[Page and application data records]
"""

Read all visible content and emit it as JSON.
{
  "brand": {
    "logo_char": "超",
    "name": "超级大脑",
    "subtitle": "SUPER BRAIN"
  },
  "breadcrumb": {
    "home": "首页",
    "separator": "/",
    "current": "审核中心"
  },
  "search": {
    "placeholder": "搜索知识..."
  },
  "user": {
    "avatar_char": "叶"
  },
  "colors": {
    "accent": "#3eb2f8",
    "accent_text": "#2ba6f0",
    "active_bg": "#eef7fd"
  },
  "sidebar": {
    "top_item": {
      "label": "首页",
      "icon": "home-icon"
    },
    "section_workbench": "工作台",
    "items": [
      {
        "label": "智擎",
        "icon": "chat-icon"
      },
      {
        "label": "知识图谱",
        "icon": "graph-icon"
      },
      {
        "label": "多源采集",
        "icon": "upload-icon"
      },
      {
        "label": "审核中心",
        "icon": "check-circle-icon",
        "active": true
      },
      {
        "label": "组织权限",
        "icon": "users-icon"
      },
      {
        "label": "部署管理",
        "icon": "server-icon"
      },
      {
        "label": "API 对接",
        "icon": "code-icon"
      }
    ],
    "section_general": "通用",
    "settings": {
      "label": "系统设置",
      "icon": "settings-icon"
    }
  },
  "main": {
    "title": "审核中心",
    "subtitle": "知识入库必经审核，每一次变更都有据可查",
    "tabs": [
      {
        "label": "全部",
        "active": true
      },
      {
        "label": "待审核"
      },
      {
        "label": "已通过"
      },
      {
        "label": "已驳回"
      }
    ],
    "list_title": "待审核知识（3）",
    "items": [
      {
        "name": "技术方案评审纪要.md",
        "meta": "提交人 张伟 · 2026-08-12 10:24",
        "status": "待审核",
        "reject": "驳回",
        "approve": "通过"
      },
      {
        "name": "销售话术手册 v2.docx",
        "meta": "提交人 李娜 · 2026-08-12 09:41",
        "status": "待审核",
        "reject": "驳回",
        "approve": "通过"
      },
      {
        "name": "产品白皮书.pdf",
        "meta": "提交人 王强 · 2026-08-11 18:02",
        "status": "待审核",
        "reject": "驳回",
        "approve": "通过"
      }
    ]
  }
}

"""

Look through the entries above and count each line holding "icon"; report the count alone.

9